* _Supplied records_:

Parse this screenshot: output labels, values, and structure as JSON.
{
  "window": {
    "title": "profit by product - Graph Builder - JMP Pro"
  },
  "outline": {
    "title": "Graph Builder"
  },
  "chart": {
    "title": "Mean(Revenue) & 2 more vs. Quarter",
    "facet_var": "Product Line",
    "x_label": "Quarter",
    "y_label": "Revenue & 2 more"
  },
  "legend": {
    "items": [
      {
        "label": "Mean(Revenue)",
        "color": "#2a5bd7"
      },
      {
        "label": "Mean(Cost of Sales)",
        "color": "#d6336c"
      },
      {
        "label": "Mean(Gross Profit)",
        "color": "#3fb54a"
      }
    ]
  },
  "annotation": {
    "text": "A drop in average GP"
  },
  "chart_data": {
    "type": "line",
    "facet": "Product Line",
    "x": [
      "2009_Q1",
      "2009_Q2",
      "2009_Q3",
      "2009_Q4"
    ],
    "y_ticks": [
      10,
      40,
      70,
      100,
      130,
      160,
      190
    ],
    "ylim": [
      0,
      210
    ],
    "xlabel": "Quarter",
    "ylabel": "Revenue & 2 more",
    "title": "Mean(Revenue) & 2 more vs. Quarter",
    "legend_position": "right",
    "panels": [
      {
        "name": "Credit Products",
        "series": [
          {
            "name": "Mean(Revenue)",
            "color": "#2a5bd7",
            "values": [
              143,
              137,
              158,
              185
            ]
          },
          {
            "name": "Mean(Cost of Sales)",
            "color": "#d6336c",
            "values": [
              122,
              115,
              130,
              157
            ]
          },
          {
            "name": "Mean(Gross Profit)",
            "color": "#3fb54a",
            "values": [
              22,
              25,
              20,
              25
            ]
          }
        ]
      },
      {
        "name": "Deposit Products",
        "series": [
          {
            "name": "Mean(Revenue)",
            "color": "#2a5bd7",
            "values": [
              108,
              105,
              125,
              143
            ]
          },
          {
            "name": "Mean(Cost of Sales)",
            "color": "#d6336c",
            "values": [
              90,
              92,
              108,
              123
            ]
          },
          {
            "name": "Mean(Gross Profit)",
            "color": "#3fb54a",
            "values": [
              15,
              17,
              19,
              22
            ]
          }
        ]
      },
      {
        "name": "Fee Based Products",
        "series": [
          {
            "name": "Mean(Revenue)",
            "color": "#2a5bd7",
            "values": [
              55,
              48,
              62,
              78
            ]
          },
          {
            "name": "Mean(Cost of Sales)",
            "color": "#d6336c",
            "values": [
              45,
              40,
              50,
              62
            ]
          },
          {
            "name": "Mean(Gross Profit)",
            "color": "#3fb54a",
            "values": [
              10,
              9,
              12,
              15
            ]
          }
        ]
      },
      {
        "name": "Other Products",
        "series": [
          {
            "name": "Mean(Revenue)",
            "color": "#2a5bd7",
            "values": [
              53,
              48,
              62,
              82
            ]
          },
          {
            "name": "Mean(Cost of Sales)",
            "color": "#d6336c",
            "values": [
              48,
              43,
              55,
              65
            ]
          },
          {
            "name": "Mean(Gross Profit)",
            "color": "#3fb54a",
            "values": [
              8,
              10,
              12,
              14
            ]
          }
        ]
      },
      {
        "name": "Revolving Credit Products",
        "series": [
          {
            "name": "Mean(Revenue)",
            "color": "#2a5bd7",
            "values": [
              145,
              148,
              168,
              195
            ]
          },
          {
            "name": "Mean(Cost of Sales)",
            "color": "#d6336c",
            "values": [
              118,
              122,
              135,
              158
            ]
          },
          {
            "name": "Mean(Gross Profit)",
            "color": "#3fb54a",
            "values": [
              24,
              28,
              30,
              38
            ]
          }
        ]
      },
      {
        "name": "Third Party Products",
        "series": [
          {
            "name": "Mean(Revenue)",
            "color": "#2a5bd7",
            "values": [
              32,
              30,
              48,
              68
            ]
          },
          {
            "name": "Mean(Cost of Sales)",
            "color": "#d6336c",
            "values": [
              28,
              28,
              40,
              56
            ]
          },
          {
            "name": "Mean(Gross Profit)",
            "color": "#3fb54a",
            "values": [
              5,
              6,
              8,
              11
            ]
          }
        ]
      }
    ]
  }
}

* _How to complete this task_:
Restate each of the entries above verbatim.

* _Solution for this problem_:
Parse this screenshot: output labels, values, and structure as JSON.
{
  "window": {
    "title": "profit by product - Graph Builder - JMP Pro"
  },
  "outline": {
    "title": "Graph Builder"
  },
  "chart": {
    "title": "Mean(Revenue) & 2 more vs. Quarter",
    "facet_var": "Product Line",
    "x_label": "Quarter",
    "y_label": "Revenue & 2 more"
  },
  "legend": {
    "items": [
      {
        "label": "Mean(Revenue)",
        "color": "#2a5bd7"
      },
      {
        "label": "Mean(Cost of Sales)",
        "color": "#d6336c"
      },
      {
        "label": "Mean(Gross Profit)",
        "color": "#3fb54a"
      }
    ]
  },
  "annotation": {
    "text": "A drop in average GP"
  },
  "chart_data": {
    "type": "line",
    "facet": "Product Line",
    "x": [
      "2009_Q1",
      "2009_Q2",
      "2009_Q3",
      "2009_Q4"
    ],
    "y_ticks": [
      10,
      40,
      70,
      100,
      130,
      160,
      190
    ],
    "ylim": [
      0,
      210
    ],
    "xlabel": "Quarter",
    "ylabel": "Revenue & 2 more",
    "title": "Mean(Revenue) & 2 more vs. Quarter",
    "legend_position": "right",
    "panels": [
      {
        "name": "Credit Products",
        "series": [
          {
            "name": "Mean(Revenue)",
            "color": "#2a5bd7",
            "values": [
              143,
              137,
              158,
              185
            ]
          },
          {
            "name": "Mean(Cost of Sales)",
            "color": "#d6336c",
            "values": [
              122,
              115,
              130,
              157
            ]
          },
          {
            "name": "Mean(Gross Profit)",
            "color": "#3fb54a",
            "values": [
              22,
              25,
              20,
              25
            ]
          }
        ]
      },
      {
        "name": "Deposit Products",
        "series": [
          {
            "name": "Mean(Revenue)",
            "color": "#2a5bd7",
            "values": [
              108,
              105,
              125,
              143
            ]
          },
          {
            "name": "Mean(Cost of Sales)",
            "color": "#d6336c",
            "values": [
              90,
              92,
              108,
              123
            ]
          },
          {
            "name": "Mean(Gross Profit)",
            "color": "#3fb54a",
            "values": [
              15,
              17,
              19,
              22
            ]
          }
        ]
      },
      {
        "name": "Fee Based Products",
        "series": [
          {
            "name": "Mean(Revenue)",
            "color": "#2a5bd7",
            "values": [
              55,
              48,
              62,
              78
            ]
          },
          {
            "name": "Mean(Cost of Sales)",
            "color": "#d6336c",
            "values": [
              45,
              40,
              50,
              62
            ]
          },
          {
            "name": "Mean(Gross Profit)",
            "color": "#3fb54a",
            "values": [
              10,
              9,
              12,
              15
            ]
          }
        ]
      },
      {
        "name": "Other Products",
        "series": [
          {
            "name": "Mean(Revenue)",
            "color": "#2a5bd7",
            "values": [
              53,
              48,
              62,
              82
            ]
          },
          {
            "name": "Mean(Cost of Sales)",
            "color": "#d6336c",
            "values": [
              48,
              43,
              55,
              65
            ]
          },
          {
            "name": "Mean(Gross Profit)",
            "color": "#3fb54a",
            "values": [
              8,
              10,
              12,
              14
            ]
          }
        ]
      },
      {
        "name": "Revolving Credit Products",
        "series": [
          {
            "name": "Mean(Revenue)",
            "color": "#2a5bd7",
            "values": [
              145,
              148,
              168,
              195
            ]
          },
          {
            "name": "Mean(Cost of Sales)",
            "color": "#d6336c",
            "values": [
              118,
              122,
              135,
              158
            ]
          },
          {
            "name": "Mean(Gross Profit)",
            "color": "#3fb54a",
            "values": [
              24,
              28,
              30,
              38
            ]
          }
        ]
      },
      {
        "name": "Third Party Products",
        "series": [
          {
            "name": "Mean(Revenue)",
            "color": "#2a5bd7",
            "values": [
              32,
              30,
              48,
              68
            ]
          },
          {
            "name": "Mean(Cost of Sales)",
            "color": "#d6336c",
            "values": [
              28,
              28,
              40,
              56
            ]
          },
          {
            "name": "Mean(Gross Profit)",
            "color": "#3fb54a",
            "values": [
              5,
              6,
              8,
              11
            ]
          }
        ]
      }
    ]
  }
}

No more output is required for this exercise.